The response must contain every line of the records that follow, duplicated exactly.

━━ INFORMATION ━━

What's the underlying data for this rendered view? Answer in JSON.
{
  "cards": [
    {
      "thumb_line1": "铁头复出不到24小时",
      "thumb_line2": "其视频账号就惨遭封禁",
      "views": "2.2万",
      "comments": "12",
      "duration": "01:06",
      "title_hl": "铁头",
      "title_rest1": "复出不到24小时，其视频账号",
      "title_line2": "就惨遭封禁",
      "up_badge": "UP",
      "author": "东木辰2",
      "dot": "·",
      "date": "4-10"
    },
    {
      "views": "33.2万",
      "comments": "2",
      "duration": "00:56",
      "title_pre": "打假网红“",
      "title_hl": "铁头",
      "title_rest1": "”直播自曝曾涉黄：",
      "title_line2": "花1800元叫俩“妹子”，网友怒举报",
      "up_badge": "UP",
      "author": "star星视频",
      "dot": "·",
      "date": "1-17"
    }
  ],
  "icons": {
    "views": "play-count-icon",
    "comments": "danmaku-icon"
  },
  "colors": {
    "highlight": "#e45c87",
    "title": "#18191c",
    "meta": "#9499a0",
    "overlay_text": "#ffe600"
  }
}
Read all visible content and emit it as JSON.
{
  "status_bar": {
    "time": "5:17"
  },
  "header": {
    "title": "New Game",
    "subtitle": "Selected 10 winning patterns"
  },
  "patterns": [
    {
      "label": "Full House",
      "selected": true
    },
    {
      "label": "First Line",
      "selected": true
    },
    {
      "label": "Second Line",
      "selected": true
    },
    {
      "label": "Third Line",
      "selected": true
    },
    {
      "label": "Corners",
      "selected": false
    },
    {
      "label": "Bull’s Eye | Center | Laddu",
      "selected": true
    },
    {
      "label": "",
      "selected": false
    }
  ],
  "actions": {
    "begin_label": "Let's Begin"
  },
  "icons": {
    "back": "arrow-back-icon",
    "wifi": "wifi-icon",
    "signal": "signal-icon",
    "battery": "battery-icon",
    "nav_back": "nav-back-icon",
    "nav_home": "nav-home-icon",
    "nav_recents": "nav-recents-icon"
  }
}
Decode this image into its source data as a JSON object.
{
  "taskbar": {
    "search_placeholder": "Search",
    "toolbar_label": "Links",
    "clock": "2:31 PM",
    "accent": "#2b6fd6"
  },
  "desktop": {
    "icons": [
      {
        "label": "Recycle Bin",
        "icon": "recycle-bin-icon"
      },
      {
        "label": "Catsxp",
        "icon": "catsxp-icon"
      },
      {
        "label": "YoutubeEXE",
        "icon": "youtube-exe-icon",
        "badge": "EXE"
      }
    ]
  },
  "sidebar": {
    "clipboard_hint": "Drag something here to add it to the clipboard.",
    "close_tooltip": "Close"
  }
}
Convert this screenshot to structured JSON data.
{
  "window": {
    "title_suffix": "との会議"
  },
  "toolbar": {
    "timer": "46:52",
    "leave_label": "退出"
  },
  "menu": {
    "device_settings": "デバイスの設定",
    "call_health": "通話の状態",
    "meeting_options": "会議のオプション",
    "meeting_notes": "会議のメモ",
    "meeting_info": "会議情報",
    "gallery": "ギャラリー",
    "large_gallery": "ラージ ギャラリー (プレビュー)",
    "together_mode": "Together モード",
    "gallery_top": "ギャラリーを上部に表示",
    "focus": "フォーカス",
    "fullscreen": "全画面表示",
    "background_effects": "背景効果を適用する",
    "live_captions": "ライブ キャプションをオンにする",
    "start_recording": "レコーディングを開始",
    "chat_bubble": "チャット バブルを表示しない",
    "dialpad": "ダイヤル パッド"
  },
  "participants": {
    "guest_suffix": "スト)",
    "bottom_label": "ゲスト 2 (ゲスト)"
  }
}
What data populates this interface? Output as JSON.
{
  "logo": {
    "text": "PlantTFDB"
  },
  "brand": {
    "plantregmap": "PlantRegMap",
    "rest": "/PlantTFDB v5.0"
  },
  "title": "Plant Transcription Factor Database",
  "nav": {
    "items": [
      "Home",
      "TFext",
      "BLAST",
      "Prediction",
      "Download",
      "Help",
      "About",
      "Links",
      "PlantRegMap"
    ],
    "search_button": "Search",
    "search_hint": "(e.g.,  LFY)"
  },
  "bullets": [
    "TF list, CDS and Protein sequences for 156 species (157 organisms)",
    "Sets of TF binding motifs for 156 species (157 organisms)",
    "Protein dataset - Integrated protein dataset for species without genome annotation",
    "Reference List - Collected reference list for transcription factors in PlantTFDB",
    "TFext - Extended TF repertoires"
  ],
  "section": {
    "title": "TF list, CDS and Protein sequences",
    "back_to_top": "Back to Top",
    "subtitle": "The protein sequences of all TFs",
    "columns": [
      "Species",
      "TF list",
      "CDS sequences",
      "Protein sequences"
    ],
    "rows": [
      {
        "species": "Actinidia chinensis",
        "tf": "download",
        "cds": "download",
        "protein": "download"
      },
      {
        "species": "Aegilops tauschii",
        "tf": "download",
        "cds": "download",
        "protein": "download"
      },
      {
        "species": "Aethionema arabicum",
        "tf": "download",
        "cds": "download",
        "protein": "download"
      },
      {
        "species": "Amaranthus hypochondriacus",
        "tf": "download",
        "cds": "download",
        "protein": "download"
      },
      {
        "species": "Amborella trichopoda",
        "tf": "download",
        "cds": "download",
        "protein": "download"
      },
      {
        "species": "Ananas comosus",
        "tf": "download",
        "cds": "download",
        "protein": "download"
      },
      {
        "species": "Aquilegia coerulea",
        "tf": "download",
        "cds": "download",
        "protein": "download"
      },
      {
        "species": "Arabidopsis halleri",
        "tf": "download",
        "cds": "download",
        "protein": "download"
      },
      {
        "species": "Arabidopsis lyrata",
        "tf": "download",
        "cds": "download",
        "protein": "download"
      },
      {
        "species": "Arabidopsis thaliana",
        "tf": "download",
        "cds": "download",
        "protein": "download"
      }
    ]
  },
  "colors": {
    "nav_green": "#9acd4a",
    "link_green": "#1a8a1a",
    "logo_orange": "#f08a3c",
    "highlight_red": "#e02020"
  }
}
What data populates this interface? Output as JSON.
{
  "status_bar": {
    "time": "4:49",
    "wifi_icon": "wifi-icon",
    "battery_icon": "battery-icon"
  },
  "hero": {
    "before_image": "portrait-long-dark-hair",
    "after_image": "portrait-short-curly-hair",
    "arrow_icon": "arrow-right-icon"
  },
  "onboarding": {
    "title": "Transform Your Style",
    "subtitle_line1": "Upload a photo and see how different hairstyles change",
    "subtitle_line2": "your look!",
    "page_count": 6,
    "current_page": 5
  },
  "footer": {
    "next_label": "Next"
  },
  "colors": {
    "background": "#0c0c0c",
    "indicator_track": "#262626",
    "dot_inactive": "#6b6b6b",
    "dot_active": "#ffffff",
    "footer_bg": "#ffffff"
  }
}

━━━

◆ PROBLEM SOLUTION:
What's the underlying data for this rendered view? Answer in JSON.
{
  "cards": [
    {
      "thumb_line1": "铁头复出不到24小时",
      "thumb_line2": "其视频账号就惨遭封禁",
      "views": "2.2万",
      "comments": "12",
      "duration": "01:06",
      "title_hl": "铁头",
      "title_rest1": "复出不到24小时，其视频账号",
      "title_line2": "就惨遭封禁",
      "up_badge": "UP",
      "author": "东木辰2",
      "dot": "·",
      "date": "4-10"
    },
    {
      "views": "33.2万",
      "comments": "2",
      "duration": "00:56",
      "title_pre": "打假网红“",
      "title_hl": "铁头",
      "title_rest1": "”直播自曝曾涉黄：",
      "title_line2": "花1800元叫俩“妹子”，网友怒举报",
      "up_badge": "UP",
      "author": "star星视频",
      "dot": "·",
      "date": "1-17"
    }
  ],
  "icons": {
    "views": "play-count-icon",
    "comments": "danmaku-icon"
  },
  "colors": {
    "highlight": "#e45c87",
    "title": "#18191c",
    "meta": "#9499a0",
    "overlay_text": "#ffe600"
  }
}
Read all visible content and emit it as JSON.
{
  "status_bar": {
    "time": "5:17"
  },
  "header": {
    "title": "New Game",
    "subtitle": "Selected 10 winning patterns"
  },
  "patterns": [
    {
      "label": "Full House",
      "selected": true
    },
    {
      "label": "First Line",
      "selected": true
    },
    {
      "label": "Second Line",
      "selected": true
    },
    {
      "label": "Third Line",
      "selected": true
    },
    {
      "label": "Corners",
      "selected": false
    },
    {
      "label": "Bull’s Eye | Center | Laddu",
      "selected": true
    },
    {
      "label": "",
      "selected": false
    }
  ],
  "actions": {
    "begin_label": "Let's Begin"
  },
  "icons": {
    "back": "arrow-back-icon",
    "wifi": "wifi-icon",
    "signal": "signal-icon",
    "battery": "battery-icon",
    "nav_back": "nav-back-icon",
    "nav_home": "nav-home-icon",
    "nav_recents": "nav-recents-icon"
  }
}
Decode this image into its source data as a JSON object.
{
  "taskbar": {
    "search_placeholder": "Search",
    "toolbar_label": "Links",
    "clock": "2:31 PM",
    "accent": "#2b6fd6"
  },
  "desktop": {
    "icons": [
      {
        "label": "Recycle Bin",
        "icon": "recycle-bin-icon"
      },
      {
        "label": "Catsxp",
        "icon": "catsxp-icon"
      },
      {
        "label": "YoutubeEXE",
        "icon": "youtube-exe-icon",
        "badge": "EXE"
      }
    ]
  },
  "sidebar": {
    "clipboard_hint": "Drag something here to add it to the clipboard.",
    "close_tooltip": "Close"
  }
}
Convert this screenshot to structured JSON data.
{
  "window": {
    "title_suffix": "との会議"
  },
  "toolbar": {
    "timer": "46:52",
    "leave_label": "退出"
  },
  "menu": {
    "device_settings": "デバイスの設定",
    "call_health": "通話の状態",
    "meeting_options": "会議のオプション",
    "meeting_notes": "会議のメモ",
    "meeting_info": "会議情報",
    "gallery": "ギャラリー",
    "large_gallery": "ラージ ギャラリー (プレビュー)",
    "together_mode": "Together モード",
    "gallery_top": "ギャラリーを上部に表示",
    "focus": "フォーカス",
    "fullscreen": "全画面表示",
    "background_effects": "背景効果を適用する",
    "live_captions": "ライブ キャプションをオンにする",
    "start_recording": "レコーディングを開始",
    "chat_bubble": "チャット バブルを表示しない",
    "dialpad": "ダイヤル パッド"
  },
  "participants": {
    "guest_suffix": "スト)",
    "bottom_label": "ゲスト 2 (ゲスト)"
  }
}
What data populates this interface? Output as JSON.
{
  "logo": {
    "text": "PlantTFDB"
  },
  "brand": {
    "plantregmap": "PlantRegMap",
    "rest": "/PlantTFDB v5.0"
  },
  "title": "Plant Transcription Factor Database",
  "nav": {
    "items": [
      "Home",
      "TFext",
      "BLAST",
      "Prediction",
      "Download",
      "Help",
      "About",
      "Links",
      "PlantRegMap"
    ],
    "search_button": "Search",
    "search_hint": "(e.g.,  LFY)"
  },
  "bullets": [
    "TF list, CDS and Protein sequences for 156 species (157 organisms)",
    "Sets of TF binding motifs for 156 species (157 organisms)",
    "Protein dataset - Integrated protein dataset for species without genome annotation",
    "Reference List - Collected reference list for transcription factors in PlantTFDB",
    "TFext - Extended TF repertoires"
  ],
  "section": {
    "title": "TF list, CDS and Protein sequences",
    "back_to_top": "Back to Top",
    "subtitle": "The protein sequences of all TFs",
    "columns": [
      "Species",
      "TF list",
      "CDS sequences",
      "Protein sequences"
    ],
    "rows": [
      {
        "species": "Actinidia chinensis",
        "tf": "download",
        "cds": "download",
        "protein": "download"
      },
      {
        "species": "Aegilops tauschii",
        "tf": "download",
        "cds": "download",
        "protein": "download"
      },
      {
        "species": "Aethionema arabicum",
        "tf": "download",
        "cds": "download",
        "protein": "download"
      },
      {
        "species": "Amaranthus hypochondriacus",
        "tf": "download",
        "cds": "download",
        "protein": "download"
      },
      {
        "species": "Amborella trichopoda",
        "tf": "download",
        "cds": "download",
        "protein": "download"
      },
      {
        "species": "Ananas comosus",
        "tf": "download",
        "cds": "download",
        "protein": "download"
      },
      {
        "species": "Aquilegia coerulea",
        "tf": "download",
        "cds": "download",
        "protein": "download"
      },
      {
        "species": "Arabidopsis halleri",
        "tf": "download",
        "cds": "download",
        "protein": "download"
      },
      {
        "species": "Arabidopsis lyrata",
        "tf": "download",
        "cds": "download",
        "protein": "download"
      },
      {
        "species": "Arabidopsis thaliana",
        "tf": "download",
        "cds": "download",
        "protein": "download"
      }
    ]
  },
  "colors": {
    "nav_green": "#9acd4a",
    "link_green": "#1a8a1a",
    "logo_orange": "#f08a3c",
    "highlight_red": "#e02020"
  }
}
What data populates this interface? Output as JSON.
{
  "status_bar": {
    "time": "4:49",
    "wifi_icon": "wifi-icon",
    "battery_icon": "battery-icon"
  },
  "hero": {
    "before_image": "portrait-long-dark-hair",
    "after_image": "portrait-short-curly-hair",
    "arrow_icon": "arrow-right-icon"
  },
  "onboarding": {
    "title": "Transform Your Style",
    "subtitle_line1": "Upload a photo and see how different hairstyles change",
    "subtitle_line2": "your look!",
    "page_count": 6,
    "current_page": 5
  },
  "footer": {
    "next_label": "Next"
  },
  "colors": {
    "background": "#0c0c0c",
    "indicator_track": "#262626",
    "dot_inactive": "#6b6b6b",
    "dot_active": "#ffffff",
    "footer_bg": "#ffffff"
  }
}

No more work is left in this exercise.